Photo: Yass RSL Sub-branch president Steve Neuhaus and Mayor Allan McGrath (Brianna O’Rourke)

Yass 1st Scouts

On ANZAC Day, at memorials and ceremonies across the Yass Valley and wider Australia, we remember those who served our nation when they were called on to do so.

Yass High School at the ANZAC Day march

For the first time in two years local veterans and community members marched down the street on Monday morning to honour the courage, endurance, mateship, and sacrifice of the Australian and New Zealand Army Corps (ANZAC) that lives on today.

It was a particularly significant occasion with this year’s commemorations the first face-to-face events without restrictions since the pandemic began. They are also the first since Australia’s withdrawal from Afghanistan.

This year we also commemorated 75 years of Australian Peacekeeping, including Somalia 1992-1995 (30th Anniversary) and the end of the Vietnam War in 1972 (Australia’s commitment 1963-1972).

Cath Neuhaus holding the flag

Yass RSL President Steve Neuhaus emceed the proceedings after a last-minute positive COIVD-19 test took the original emcee out of the running. He approached the job with a quick wit and notable sense of humour announcing himself before moving into his prepared speech.

Officer Cadet Alex Fraser

Yass’ special guest was local veteran and previous RSL Yass sub-branch President retired Colonel Neil Turner.

Yass Officer in Charge, Inspector Dave Cowell

“Australians have gathered to commemorate Anzac Day and in doing so pay tribute to our veterans, where it was born on this day in 1915,” he said. “That soldiers of the Australian and New Zealand Army Corps, the ANZACS, stormed the bloody beaches of Gallipoli and were engaged for the next eight months in ferocious combat with the Turks.”

Yass Hospital Auxiliary and Yass Red Cross laying their wreaths

“Where they also suffered from the excesses of climate ranging from the blistering summer heat and dust to blizzards and torrential rain, which filled the pits and drowned the soldiers.”

Yass CWA President Brenda Phillips laying a wreath

“The outstanding performance of its troops was seen by many as the true foundation of our nation,” Neil said. “Throughout the Gallipoli campaign those soldiers, those ANZACs, displayed immense courage, tenacity, compassion, endurance, and mateship aspects now thought of as defining the Australian character.”

Meanwhile, Murrumbateman’s earlier ceremony at 9:30am, organised by the local Lions Club, drew a large crowd with special guest Commodore Jacqui King RAN giving an address.

“While we can never forget the service and sacrifice on the Gallipoli peninsula and on the Western Front over a century ago, we cannot allow them to define us forever,” the Commodore said. “The events of the Second World War are even more significant for Australia as for much of that conflict they were not on the other side of the world, but in and around our country.”

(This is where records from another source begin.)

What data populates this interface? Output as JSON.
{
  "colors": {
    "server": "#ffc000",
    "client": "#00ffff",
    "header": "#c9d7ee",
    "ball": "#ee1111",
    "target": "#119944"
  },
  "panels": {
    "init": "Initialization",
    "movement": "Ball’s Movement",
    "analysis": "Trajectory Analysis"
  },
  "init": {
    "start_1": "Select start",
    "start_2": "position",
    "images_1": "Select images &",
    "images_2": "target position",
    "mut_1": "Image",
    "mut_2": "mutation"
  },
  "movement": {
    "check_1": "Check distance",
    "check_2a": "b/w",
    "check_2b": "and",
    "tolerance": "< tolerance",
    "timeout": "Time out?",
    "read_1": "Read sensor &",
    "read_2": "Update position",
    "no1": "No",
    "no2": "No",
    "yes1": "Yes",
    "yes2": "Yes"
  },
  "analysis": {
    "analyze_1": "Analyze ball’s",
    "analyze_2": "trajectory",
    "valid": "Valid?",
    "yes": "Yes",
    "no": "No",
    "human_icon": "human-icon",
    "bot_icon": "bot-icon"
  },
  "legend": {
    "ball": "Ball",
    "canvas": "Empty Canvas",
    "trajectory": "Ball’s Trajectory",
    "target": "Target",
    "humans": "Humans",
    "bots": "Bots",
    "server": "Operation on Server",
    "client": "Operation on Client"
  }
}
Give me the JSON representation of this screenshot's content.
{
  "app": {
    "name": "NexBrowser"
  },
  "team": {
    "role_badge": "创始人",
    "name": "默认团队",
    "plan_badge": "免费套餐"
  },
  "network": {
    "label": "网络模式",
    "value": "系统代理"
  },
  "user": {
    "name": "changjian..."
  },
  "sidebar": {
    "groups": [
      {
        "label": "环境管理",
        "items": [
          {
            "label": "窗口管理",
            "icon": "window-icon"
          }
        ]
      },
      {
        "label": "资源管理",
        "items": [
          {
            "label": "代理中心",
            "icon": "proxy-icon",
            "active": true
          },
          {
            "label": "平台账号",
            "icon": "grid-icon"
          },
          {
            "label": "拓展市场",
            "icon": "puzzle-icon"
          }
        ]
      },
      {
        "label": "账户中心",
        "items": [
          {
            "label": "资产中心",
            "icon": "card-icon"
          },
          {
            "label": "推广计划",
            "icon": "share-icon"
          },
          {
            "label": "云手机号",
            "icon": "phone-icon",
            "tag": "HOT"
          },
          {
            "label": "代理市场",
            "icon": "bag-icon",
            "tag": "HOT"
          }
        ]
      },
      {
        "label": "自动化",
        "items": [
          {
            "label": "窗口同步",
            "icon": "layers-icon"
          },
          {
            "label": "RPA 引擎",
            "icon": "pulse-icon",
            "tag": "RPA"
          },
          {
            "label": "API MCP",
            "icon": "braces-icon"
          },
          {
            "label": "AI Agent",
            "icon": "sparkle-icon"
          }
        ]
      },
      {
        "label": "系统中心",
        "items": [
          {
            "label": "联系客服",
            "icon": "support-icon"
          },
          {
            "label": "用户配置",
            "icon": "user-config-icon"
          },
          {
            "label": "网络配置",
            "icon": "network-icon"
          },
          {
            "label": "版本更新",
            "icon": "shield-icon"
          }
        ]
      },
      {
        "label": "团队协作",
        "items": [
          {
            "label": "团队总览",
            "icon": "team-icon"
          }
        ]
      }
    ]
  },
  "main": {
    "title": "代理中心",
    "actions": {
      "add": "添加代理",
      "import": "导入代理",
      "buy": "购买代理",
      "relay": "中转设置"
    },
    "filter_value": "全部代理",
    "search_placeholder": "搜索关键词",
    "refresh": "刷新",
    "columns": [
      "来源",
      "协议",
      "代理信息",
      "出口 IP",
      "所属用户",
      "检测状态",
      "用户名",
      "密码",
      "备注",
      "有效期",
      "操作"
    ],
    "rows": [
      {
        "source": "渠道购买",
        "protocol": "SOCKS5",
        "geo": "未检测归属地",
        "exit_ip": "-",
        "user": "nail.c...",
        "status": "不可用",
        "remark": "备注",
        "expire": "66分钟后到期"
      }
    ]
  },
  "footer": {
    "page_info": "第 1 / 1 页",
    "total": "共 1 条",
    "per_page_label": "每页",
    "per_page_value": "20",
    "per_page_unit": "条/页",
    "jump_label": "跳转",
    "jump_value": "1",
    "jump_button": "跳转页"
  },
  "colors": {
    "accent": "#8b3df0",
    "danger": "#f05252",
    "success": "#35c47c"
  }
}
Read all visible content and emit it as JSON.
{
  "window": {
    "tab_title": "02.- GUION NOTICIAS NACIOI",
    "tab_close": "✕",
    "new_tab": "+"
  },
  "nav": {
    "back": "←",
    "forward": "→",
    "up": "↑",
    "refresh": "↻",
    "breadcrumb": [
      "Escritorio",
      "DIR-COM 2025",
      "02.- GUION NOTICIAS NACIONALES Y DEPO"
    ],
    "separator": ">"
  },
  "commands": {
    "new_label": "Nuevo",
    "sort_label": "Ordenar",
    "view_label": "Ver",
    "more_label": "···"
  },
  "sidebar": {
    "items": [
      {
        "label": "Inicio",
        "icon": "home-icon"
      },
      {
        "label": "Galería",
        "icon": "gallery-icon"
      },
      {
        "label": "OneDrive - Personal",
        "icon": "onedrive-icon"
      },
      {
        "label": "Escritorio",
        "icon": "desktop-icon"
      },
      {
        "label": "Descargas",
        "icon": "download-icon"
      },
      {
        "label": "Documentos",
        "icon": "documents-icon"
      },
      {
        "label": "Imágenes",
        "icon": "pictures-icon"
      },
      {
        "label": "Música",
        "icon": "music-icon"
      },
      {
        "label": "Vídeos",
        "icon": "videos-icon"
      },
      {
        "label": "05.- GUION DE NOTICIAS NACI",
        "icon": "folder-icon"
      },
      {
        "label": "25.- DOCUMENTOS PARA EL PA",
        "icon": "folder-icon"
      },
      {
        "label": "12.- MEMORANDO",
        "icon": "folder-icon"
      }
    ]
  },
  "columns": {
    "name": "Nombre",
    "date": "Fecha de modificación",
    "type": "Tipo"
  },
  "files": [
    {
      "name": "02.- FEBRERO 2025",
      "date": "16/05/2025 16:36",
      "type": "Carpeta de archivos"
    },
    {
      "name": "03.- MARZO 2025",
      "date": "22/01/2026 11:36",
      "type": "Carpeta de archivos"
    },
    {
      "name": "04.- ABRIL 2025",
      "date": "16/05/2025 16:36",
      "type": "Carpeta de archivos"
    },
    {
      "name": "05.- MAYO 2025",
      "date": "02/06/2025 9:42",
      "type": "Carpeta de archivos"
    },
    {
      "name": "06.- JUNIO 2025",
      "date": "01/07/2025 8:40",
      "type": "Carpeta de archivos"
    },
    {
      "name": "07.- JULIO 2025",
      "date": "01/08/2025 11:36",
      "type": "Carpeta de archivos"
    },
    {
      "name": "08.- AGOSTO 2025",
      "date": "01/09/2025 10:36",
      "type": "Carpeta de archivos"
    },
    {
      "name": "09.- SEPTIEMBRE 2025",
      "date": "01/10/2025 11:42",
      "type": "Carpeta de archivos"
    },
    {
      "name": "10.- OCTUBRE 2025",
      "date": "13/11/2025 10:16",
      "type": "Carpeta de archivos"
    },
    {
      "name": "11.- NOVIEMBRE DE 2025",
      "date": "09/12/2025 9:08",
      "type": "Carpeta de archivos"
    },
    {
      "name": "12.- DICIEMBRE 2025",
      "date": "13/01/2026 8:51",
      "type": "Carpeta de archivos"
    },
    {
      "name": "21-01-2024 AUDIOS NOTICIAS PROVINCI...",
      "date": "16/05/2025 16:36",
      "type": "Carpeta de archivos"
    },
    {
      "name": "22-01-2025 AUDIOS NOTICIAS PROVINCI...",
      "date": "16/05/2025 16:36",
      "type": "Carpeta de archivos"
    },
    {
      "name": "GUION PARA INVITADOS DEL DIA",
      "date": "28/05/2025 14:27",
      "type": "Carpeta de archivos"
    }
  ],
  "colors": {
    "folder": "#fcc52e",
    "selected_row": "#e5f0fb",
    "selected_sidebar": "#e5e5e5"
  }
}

Murrumbateman Lions Club member Jill Buckfield RAN retired and Commodor Jacqui King RAN

“80 years ago, when Australians and New Zealanders gathered to mark Anzac Day in 1942, the nation’s faced the most direct threat in their history, a terrible war was being waged, and it was on our doorstep,” she said. “Darwin was bombed for the first time in February 1942.”

Murrumbateman ANZAC Ceremony

“The defence of Australia was a desperate maritime campaign fought by a coalition of nations, by sailors, soldiers and aviators in the waters and islands to our north, around our coast by sea, land and air.

“As I look to the commemorative plaques across from us, the surnames of Davis, Butt and Hall appear multiple times, suggesting that some families in this district, as across the nation, may have been praying for many members of their clan.”

Glen Pritchard laying a wreath for Member for Eden Monaro Kristy McBain

Although Jacqui could not find if the repeated names were related, the Australian War Memorial records show that private Francis Raymond Hall served with the 36-infantry battalion, with service in both New Guinea and New Britain. Corporal Stanley Arthur Hall, also enlisted from this district and served with the AIF. Both soldiers were discharged at the conclusion of the war and returned home.

Cr Mike Reid laying a wreath

By Brianna O’Rourke